Art by Bobby Baker from her visual diary of mental illness. “The brain does not simply represent the world in a disembodied way as an intellectual construct… Our mind is body-bound. We think, feel, and act with our body in the world. All experience is embedded in this body-related being-in-the-world.” BY MARIA POPOVA “There is, in sanest hours, a consciousness, a thought that rises, independent, lifted out from all else, calm, like the stars, shining eternal. This is the thought of identity,” Walt Whitman wrote in contemplating the central paradox of the self. And yet the most paradoxical feature of consciousness might … Continue reading Altered States of Consciousness: The Neuropsychology of How Time Perception Modulates Our Experience of Self, from Depression to Boredom to Creative Flow
Photo by (Kirk) Lai Man Nung | https://tricy.cl/2GfksZT Dying with compassion means having a plan in place for those left behind. A practitioner recounts how she navigated the process with her dharma friends. By Rena Graham As a Tibetan Buddhist practitioner, I am constantly reminded that we never know when death might approach, but for years, I’d avoided dealing with one of the most practical aspects of death—the paperwork. I was not alone: Roughly half of all adults in North America do not have a living will. Then recently, I suffered a near-fatal illness that left me viscerally aware of how unprepared … Continue reading Emptiness and Filling Out Forms: A Practical Approach to Death
BY JESSE BERING Belief in a deity or an afterlife could be an evolutionarily advantageous by-product of people’s ability to reason about the minds of others One hot summer day several years ago, I lay holed up in a suffocating Fort Lauderdale hospital room—the result of an especially virulent bout of the flu. Having nothing but the buzzing of dying flies and the sound of muted television game-show applause to engage my interest, I turned my attention to the doleful lamentations of my elderly roommate, a handsome Navy veteran from World War II with a painfully defunct hip and, I gathered, … Continue reading The Cognitive Psychology of Belief in the Supernatural
Photo by Daniel Burka | https://tricy.cl/322UP7V Exploring our fear of the dark can reveal truths about death and what comes after. By Andrew Holecek In the following excerpt from the course, Holecek explains how looking into our fear of the dark can prepare us to face the unknown factors in our life and in death. I’m a spelunker of the mind. I love to explore the recesses of the darkness of mind and reality, because to me this is where all the goodies are. Many of us suffer from nyctophobia, a fear of the dark, which I believe is synonymous with … Continue reading What We Can Discover in the Dark Unknown
by Phillip Schneider, Assistant Editor Waking Times You are the bridge between Spirit and Matter, between Creator and Creation – Ken Carey That is my favorite line from a book called The Starseed Transmissions by Ken Carey, a spiritual teacher who published this particular book all the way back in 1982. I’m not much for some of the ideas expressed in his book, particularly the 2012 predictions because so many of them have been proven totally false given the passage of time.

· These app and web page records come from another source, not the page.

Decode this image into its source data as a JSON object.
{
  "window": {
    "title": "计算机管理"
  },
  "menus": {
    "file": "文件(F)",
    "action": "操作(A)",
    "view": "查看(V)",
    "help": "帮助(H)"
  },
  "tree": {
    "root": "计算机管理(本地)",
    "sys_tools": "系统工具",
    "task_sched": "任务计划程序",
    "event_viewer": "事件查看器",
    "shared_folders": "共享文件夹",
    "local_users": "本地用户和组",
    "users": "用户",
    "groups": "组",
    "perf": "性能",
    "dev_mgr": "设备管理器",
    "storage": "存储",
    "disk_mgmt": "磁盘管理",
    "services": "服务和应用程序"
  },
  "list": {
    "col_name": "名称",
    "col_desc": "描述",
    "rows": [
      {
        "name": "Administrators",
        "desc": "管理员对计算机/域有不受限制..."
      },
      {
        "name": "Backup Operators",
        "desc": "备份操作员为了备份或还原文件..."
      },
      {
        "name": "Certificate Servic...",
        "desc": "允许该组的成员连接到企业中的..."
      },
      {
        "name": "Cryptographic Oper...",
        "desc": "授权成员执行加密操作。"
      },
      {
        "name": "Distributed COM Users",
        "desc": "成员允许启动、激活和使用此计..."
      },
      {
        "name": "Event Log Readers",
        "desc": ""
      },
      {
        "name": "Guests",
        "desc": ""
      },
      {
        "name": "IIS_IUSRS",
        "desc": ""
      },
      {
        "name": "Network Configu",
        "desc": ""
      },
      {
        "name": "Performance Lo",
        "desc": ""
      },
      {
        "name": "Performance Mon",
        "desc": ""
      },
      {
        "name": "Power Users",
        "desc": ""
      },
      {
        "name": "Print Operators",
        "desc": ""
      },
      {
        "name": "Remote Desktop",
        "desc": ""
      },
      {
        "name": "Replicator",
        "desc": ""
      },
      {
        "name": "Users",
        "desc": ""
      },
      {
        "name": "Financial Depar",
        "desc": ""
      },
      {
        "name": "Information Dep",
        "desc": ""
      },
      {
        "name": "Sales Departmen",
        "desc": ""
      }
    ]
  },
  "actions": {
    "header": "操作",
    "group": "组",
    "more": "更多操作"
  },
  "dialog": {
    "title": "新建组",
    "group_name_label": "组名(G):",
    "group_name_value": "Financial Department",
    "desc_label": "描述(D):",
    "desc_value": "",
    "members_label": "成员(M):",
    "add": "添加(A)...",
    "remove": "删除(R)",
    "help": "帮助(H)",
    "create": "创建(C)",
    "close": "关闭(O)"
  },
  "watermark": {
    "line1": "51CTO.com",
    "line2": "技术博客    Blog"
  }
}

But nevertheless, I’m enthused by a lot of the spiritual teachings in books such as this. Think about the idea … Continue reading ARE YOU AND I FROM OUTER SPACE?
How supernatural beliefs allowed societies to bond and spread. BY BRIAN GALLAGHER Agod who knows everything, is everywhere, and wields impossible power, is a potent fantasy. Allegiance to it animates the lives of billions worldwide. But this “Big God,” as psychologists and anthropologists refer to it, wasn’t dreamt from scratch but pieced together, over thousands of years, paralleling humanity’s move from small- to large-scale societies. One burning question researchers want to answer is: Did humans need belief in a God-like being—someone who can punish every immorality we might commit—to have the big societies we have today, where we live relatively … Continue reading The Worth of an Angry God
by Jan Engels-Smith, Guest Waking Times “Life is not measured by the breaths you take, but by its breathtaking moments.” -Michael Vance In shamanism, the belief that there is no death is a concept grounded in the belief of the soul existing in a never-ending process of regeneration. Our soul remembers our ancient past, engages with our current environment, and knows our future lives. We live forever and our soul is immortal. Our existence, however, is marked by numerous transitions—both between our many lives and sometimes even within the frame of what we view as the current physical life. Emotionally and spiritually, … Continue reading DEATH AND DYING FROM A SHAMANIC PERSPECTIVE